### Task requirements
Every record that follows should be written out again without any change.

### The records
□ □ □ □ □ □ □
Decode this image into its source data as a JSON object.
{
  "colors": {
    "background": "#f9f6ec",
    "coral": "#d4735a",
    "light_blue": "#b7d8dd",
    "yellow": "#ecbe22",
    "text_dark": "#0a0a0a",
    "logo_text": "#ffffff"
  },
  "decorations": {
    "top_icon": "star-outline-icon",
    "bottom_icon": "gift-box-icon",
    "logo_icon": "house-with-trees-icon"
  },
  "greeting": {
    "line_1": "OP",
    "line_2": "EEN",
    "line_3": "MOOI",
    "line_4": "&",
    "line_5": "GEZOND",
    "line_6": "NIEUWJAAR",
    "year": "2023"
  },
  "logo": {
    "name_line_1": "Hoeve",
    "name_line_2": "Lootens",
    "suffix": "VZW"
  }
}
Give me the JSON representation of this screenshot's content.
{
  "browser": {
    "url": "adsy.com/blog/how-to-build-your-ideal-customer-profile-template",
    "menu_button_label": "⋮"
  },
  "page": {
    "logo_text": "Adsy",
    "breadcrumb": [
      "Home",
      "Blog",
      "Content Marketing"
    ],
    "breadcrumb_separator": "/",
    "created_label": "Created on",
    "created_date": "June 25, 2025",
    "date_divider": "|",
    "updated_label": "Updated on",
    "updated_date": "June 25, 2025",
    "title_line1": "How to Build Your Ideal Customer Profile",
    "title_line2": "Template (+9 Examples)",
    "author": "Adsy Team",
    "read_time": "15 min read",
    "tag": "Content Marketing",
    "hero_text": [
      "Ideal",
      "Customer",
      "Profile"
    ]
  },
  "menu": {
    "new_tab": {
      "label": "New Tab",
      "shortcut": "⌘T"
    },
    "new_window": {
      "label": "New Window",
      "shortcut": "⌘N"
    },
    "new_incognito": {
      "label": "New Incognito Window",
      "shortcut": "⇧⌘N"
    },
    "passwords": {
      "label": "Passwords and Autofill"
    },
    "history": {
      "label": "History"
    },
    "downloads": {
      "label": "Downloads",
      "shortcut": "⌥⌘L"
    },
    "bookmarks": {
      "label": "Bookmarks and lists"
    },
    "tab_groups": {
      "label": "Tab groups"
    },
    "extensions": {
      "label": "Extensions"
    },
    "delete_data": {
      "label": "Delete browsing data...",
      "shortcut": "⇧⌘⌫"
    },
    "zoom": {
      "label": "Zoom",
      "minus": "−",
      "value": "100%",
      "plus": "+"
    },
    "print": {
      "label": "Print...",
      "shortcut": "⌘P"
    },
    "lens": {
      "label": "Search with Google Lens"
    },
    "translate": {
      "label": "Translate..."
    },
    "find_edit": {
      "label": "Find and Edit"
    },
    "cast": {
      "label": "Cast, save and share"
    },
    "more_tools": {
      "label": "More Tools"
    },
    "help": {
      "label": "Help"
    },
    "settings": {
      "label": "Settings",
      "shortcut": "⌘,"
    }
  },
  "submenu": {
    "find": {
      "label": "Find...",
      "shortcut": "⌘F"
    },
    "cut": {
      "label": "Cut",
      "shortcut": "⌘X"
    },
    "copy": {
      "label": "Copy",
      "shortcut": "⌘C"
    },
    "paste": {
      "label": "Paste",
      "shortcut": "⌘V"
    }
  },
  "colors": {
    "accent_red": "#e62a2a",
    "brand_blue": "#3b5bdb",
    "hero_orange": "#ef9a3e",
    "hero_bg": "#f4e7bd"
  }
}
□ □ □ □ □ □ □
### Written response
Decode this image into its source data as a JSON object.
{
  "colors": {
    "background": "#f9f6ec",
    "coral": "#d4735a",
    "light_blue": "#b7d8dd",
    "yellow": "#ecbe22",
    "text_dark": "#0a0a0a",
    "logo_text": "#ffffff"
  },
  "decorations": {
    "top_icon": "star-outline-icon",
    "bottom_icon": "gift-box-icon",
    "logo_icon": "house-with-trees-icon"
  },
  "greeting": {
    "line_1": "OP",
    "line_2": "EEN",
    "line_3": "MOOI",
    "line_4": "&",
    "line_5": "GEZOND",
    "line_6": "NIEUWJAAR",
    "year": "2023"
  },
  "logo": {
    "name_line_1": "Hoeve",
    "name_line_2": "Lootens",
    "suffix": "VZW"
  }
}
Give me the JSON representation of this screenshot's content.
{
  "browser": {
    "url": "adsy.com/blog/how-to-build-your-ideal-customer-profile-template",
    "menu_button_label": "⋮"
  },
  "page": {
    "logo_text": "Adsy",
    "breadcrumb": [
      "Home",
      "Blog",
      "Content Marketing"
    ],
    "breadcrumb_separator": "/",
    "created_label": "Created on",
    "created_date": "June 25, 2025",
    "date_divider": "|",
    "updated_label": "Updated on",
    "updated_date": "June 25, 2025",
    "title_line1": "How to Build Your Ideal Customer Profile",
    "title_line2": "Template (+9 Examples)",
    "author": "Adsy Team",
    "read_time": "15 min read",
    "tag": "Content Marketing",
    "hero_text": [
      "Ideal",
      "Customer",
      "Profile"
    ]
  },
  "menu": {
    "new_tab": {
      "label": "New Tab",
      "shortcut": "⌘T"
    },
    "new_window": {
      "label": "New Window",
      "shortcut": "⌘N"
    },
    "new_incognito": {
      "label": "New Incognito Window",
      "shortcut": "⇧⌘N"
    },
    "passwords": {
      "label": "Passwords and Autofill"
    },
    "history": {
      "label": "History"
    },
    "downloads": {
      "label": "Downloads",
      "shortcut": "⌥⌘L"
    },
    "bookmarks": {
      "label": "Bookmarks and lists"
    },
    "tab_groups": {
      "label": "Tab groups"
    },
    "extensions": {
      "label": "Extensions"
    },
    "delete_data": {
      "label": "Delete browsing data...",
      "shortcut": "⇧⌘⌫"
    },
    "zoom": {
      "label": "Zoom",
      "minus": "−",
      "value": "100%",
      "plus": "+"
    },
    "print": {
      "label": "Print...",
      "shortcut": "⌘P"
    },
    "lens": {
      "label": "Search with Google Lens"
    },
    "translate": {
      "label": "Translate..."
    },
    "find_edit": {
      "label": "Find and Edit"
    },
    "cast": {
      "label": "Cast, save and share"
    },
    "more_tools": {
      "label": "More Tools"
    },
    "help": {
      "label": "Help"
    },
    "settings": {
      "label": "Settings",
      "shortcut": "⌘,"
    }
  },
  "submenu": {
    "find": {
      "label": "Find...",
      "shortcut": "⌘F"
    },
    "cut": {
      "label": "Cut",
      "shortcut": "⌘X"
    },
    "copy": {
      "label": "Copy",
      "shortcut": "⌘C"
    },
    "paste": {
      "label": "Paste",
      "shortcut": "⌘V"
    }
  },
  "colors": {
    "accent_red": "#e62a2a",
    "brand_blue": "#3b5bdb",
    "hero_orange": "#ef9a3e",
    "hero_bg": "#f4e7bd"
  }
}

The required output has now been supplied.